Having sleep apnea means that you stop breathing for several seconds. Then, you’ll start breathing again with a convulsive snort or gasp. This repeatedly starves you of oxygen all night, suffocating you over and over. And possibly triggering strokes or heart attacks.

This is a dangerous condition and should be dealt with sooner rather than later, before it does serious harm to you.

Losing weight if overweight and giving up sedatives and liquor before bed are two frequently effective first options. After that, an oral appliance can help prop your mouth open to let you breathe. CPAP devices provide a pressurized air flow to keep your breathing. Surgery is used in extreme cases.

 

Adult Sleep Disorder #4: Narcolepsy

Among sleeping disorders in adults, narcolepsy is strange. It’s not caused by a physical condition (like snoring when overweight) or from psychological factors (like insomnia when stressed).

Instead, the tendency to fall asleep at random intervals during the day – suffering from a “sleep attack”, as it were – is a genetic, possibly an autoimmune, problem someone gets from your parents. Narcolepsy can cause people to perform automatic actions while not being consciously awake, can cause them to collapse, or can simply cause powerful drowsiness during the day even when well-rested.

Like other sleep disorders in adults, there is no cure for narcolepsy. Instead, it is usually managed by taking two to three brief naps daily, as well as various medications. The best news about narcolepsy is that if you do not have it, you are unlikely to suddenly develop it.

November 29, 2012

Too Much REM Sleep? Is it Possible?

Filed under: rem sleep — Tags: , , — @ 8:55 am

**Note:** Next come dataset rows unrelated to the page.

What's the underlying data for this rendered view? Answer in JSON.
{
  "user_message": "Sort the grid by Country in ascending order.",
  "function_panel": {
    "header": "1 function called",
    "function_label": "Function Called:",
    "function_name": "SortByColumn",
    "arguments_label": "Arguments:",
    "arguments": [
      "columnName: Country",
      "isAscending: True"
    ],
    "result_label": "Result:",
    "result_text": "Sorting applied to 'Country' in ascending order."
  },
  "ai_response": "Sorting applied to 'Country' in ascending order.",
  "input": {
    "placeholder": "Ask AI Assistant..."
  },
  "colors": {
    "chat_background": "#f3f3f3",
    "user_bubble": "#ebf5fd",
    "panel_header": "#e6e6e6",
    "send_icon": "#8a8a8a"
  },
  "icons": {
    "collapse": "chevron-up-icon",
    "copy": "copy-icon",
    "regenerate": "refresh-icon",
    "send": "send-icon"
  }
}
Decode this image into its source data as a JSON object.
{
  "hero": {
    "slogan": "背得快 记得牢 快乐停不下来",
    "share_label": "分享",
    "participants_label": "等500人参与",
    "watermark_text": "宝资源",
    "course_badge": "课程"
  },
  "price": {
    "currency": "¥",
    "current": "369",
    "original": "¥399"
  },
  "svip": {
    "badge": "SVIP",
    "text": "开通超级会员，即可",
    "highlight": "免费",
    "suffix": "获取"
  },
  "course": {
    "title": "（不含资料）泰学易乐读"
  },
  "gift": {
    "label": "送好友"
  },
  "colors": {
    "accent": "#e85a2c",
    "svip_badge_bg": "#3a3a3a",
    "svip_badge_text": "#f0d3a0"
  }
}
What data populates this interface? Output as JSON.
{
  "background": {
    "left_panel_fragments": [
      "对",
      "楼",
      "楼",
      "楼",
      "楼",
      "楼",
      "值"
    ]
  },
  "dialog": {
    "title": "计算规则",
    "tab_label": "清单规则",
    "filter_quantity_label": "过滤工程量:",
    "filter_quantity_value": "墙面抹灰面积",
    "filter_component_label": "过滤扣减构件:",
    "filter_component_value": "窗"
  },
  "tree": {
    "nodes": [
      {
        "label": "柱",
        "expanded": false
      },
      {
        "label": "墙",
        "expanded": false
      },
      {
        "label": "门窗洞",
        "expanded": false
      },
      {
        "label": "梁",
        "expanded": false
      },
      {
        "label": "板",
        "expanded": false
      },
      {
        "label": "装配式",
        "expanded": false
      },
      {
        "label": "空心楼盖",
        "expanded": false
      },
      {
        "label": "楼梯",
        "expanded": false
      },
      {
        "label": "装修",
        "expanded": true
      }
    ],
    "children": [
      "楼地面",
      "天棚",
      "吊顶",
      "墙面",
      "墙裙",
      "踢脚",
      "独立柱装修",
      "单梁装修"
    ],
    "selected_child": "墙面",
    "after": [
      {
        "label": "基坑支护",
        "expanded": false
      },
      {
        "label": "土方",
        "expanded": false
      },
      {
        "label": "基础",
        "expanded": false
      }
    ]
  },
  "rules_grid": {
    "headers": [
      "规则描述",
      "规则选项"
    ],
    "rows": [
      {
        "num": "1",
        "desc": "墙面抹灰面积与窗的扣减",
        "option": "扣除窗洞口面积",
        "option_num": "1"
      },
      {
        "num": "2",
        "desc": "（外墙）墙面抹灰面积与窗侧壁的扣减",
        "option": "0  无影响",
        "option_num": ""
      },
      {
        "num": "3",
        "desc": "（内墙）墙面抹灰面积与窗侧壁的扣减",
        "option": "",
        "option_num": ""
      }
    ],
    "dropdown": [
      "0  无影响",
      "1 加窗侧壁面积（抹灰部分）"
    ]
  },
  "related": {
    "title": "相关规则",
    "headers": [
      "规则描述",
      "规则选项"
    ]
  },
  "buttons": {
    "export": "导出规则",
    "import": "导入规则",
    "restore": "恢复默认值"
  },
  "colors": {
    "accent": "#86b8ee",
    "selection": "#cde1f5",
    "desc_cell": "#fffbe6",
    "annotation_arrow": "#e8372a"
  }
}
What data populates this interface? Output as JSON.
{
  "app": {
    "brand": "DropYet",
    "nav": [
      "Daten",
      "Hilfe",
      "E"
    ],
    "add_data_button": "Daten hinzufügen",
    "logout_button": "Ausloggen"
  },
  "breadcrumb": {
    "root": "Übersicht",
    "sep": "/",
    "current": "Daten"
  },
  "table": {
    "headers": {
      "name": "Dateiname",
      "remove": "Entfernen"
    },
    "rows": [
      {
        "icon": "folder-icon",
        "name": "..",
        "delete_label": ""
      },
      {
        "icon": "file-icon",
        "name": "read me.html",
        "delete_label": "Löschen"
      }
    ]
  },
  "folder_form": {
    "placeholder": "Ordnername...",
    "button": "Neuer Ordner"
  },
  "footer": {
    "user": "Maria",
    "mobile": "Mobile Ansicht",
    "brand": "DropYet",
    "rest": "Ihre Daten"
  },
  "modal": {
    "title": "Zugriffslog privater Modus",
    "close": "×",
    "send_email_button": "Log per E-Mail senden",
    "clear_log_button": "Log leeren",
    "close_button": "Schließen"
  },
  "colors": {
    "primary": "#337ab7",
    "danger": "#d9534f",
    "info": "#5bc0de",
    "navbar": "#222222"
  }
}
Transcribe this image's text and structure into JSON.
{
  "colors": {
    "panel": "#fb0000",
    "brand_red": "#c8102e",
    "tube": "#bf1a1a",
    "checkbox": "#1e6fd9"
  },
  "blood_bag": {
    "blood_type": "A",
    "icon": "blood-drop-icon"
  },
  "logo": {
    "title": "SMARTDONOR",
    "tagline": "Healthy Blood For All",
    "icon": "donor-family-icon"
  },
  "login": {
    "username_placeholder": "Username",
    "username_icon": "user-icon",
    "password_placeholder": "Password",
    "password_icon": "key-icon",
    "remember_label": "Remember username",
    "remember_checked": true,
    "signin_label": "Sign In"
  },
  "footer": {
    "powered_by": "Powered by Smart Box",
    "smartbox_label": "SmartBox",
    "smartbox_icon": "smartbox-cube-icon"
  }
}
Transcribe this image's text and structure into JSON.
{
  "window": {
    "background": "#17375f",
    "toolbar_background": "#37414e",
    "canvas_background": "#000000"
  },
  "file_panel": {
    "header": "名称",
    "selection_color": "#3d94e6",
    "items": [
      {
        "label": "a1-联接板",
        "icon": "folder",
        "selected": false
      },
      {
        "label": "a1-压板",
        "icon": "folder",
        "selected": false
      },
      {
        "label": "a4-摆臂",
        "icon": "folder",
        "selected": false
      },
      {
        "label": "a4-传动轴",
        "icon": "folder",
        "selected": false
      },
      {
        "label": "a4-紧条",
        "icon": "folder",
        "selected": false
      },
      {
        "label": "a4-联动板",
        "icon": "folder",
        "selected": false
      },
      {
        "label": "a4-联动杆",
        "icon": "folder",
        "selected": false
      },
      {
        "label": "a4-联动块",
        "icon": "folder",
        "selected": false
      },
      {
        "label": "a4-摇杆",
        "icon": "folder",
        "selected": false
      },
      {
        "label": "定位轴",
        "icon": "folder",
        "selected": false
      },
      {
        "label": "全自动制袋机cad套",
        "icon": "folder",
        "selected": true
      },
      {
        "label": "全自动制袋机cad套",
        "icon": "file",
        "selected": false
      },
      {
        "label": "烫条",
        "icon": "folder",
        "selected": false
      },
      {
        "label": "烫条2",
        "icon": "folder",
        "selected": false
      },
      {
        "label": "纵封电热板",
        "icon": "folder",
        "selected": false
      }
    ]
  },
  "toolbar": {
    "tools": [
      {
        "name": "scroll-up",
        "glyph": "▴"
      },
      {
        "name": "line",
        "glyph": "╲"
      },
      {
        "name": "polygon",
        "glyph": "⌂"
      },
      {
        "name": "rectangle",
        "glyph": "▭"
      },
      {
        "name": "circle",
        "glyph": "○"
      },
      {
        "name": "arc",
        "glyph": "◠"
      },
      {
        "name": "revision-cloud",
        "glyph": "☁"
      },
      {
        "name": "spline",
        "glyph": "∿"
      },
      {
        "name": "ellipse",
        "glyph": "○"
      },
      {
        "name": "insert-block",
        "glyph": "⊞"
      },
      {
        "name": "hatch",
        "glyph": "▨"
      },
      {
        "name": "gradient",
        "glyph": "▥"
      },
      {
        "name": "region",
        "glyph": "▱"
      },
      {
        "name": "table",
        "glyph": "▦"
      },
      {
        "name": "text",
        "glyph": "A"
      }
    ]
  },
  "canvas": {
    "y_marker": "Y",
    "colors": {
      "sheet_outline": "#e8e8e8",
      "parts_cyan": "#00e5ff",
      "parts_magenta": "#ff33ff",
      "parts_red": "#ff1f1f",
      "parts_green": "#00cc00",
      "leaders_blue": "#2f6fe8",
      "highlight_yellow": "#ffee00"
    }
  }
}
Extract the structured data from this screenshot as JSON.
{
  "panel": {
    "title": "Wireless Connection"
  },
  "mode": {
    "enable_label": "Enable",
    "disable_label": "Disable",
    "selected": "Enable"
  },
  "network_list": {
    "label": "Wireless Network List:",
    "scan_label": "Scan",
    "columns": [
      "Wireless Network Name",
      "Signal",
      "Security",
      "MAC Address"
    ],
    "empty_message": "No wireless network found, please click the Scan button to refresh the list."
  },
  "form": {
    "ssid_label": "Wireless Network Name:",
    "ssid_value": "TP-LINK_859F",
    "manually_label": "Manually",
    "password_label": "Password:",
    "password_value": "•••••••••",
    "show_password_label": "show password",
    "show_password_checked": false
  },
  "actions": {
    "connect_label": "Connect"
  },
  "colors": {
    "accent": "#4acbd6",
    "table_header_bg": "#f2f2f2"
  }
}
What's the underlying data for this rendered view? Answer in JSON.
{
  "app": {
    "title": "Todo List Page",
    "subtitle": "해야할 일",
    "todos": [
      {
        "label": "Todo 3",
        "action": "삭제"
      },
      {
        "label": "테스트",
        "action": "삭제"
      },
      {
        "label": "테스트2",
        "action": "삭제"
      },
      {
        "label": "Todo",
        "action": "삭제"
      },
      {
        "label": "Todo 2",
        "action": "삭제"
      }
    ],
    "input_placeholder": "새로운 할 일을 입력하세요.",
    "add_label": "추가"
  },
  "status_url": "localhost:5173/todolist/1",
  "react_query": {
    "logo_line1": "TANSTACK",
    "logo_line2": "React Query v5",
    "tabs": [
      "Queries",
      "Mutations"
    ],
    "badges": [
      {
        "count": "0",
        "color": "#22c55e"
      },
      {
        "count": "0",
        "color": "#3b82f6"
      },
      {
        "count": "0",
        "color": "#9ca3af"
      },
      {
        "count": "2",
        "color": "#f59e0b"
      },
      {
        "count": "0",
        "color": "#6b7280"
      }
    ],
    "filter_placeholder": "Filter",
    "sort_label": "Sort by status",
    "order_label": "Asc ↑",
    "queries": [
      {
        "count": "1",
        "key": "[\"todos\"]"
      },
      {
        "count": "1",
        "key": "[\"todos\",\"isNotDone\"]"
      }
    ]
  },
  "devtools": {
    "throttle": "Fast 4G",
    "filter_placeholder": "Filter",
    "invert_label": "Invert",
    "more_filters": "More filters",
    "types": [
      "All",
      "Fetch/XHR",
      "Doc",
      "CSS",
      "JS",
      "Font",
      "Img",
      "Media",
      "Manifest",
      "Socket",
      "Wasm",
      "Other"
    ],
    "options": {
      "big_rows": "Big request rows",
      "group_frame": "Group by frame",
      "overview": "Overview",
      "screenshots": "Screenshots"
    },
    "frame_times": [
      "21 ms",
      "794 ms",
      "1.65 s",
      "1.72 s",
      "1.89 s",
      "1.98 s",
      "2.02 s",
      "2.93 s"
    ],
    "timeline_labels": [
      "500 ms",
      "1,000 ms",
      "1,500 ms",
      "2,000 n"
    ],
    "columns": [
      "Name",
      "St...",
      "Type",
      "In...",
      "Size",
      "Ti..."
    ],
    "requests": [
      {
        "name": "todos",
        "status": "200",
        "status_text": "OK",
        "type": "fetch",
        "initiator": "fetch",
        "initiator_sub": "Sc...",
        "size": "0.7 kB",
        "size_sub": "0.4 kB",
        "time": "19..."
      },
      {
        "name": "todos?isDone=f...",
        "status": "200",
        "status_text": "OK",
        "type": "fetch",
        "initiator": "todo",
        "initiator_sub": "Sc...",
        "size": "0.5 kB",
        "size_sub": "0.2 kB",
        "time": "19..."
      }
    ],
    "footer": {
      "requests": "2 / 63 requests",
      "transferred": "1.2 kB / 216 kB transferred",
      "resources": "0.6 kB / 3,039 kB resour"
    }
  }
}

Today, we look at if it’s possible to get too much REM sleep.

It is certainly possible to get too little. Some studies indicate that animals that do not get any REM sleep start to slowly die.

And figuring out if people can get too much REM sleep is complicated by how it is not entirely clear what REM sleep does.

REM sleep occurs most in children and least in the elderly. It declines steadily as people age. It never disappears totally, however. Most REM sleep episodes occur towards morning.

REM sleep may be important to store memories and discard unimportant ones. It likely helps brain development in the young. In adults, it may be linked to creativity and problem solving. The brain becomes active as it works out information. And it can do so without being interrupted by the conscious, waking mind. REM sleep, in short, probably helps the brain run more smoothly and more effectively.

 

Problems with Too Much REM Sleep

The main problem that too much REM sleep would cause in most people would be the possibility of waking up more often and ending up not as rested. Since REM sleep is quite similar in a lot of ways to waking brain activity, and can cause awakening by prompting the muscles to flex or jerk, excessive REM sleep can leave you feeling tired and depressed.

Some people have REM sleep disorders that cause them to move with their dreams. Usually the body is paralyzed so your muscles don’t actually thrash about as you dream about swimming. Or dancing. Or running. Or anything.

If this paralysis stops working properly, a person will actually move in sync with dream activities, possibly waking themselves, hurting themselves by hitting against walls or falling out of bed, or accidentally striking someone sleeping beside them. There is no cure for this kind of disorder. Most just have to wait for it to pass, and pad the area around their beds to prevent injury.

 

The Results of Too Much REM Sleep

Too much REM sleep might cause you to wake up several times a night, leading to disrupted rest and feelings of tiredness or lack of energy the next day.

If you get too much sleep, the first thing you’ll notice is that you’ll have a headache for much of the day. It’s especially bad in the morning after you get up. This is because the neurotransmitters in your brain are thrown out of balance by oversleeping.

Getting too much sleep in general is also linked to higher chances of heart attacks, diabetes, and obesity.

It’s not certain if sleeping too much causes these problems or if having an illness developing at a low level causes excessive sleep. If you find yourself sleeping more than normal, you might want to get a physical exam from a qualified physician.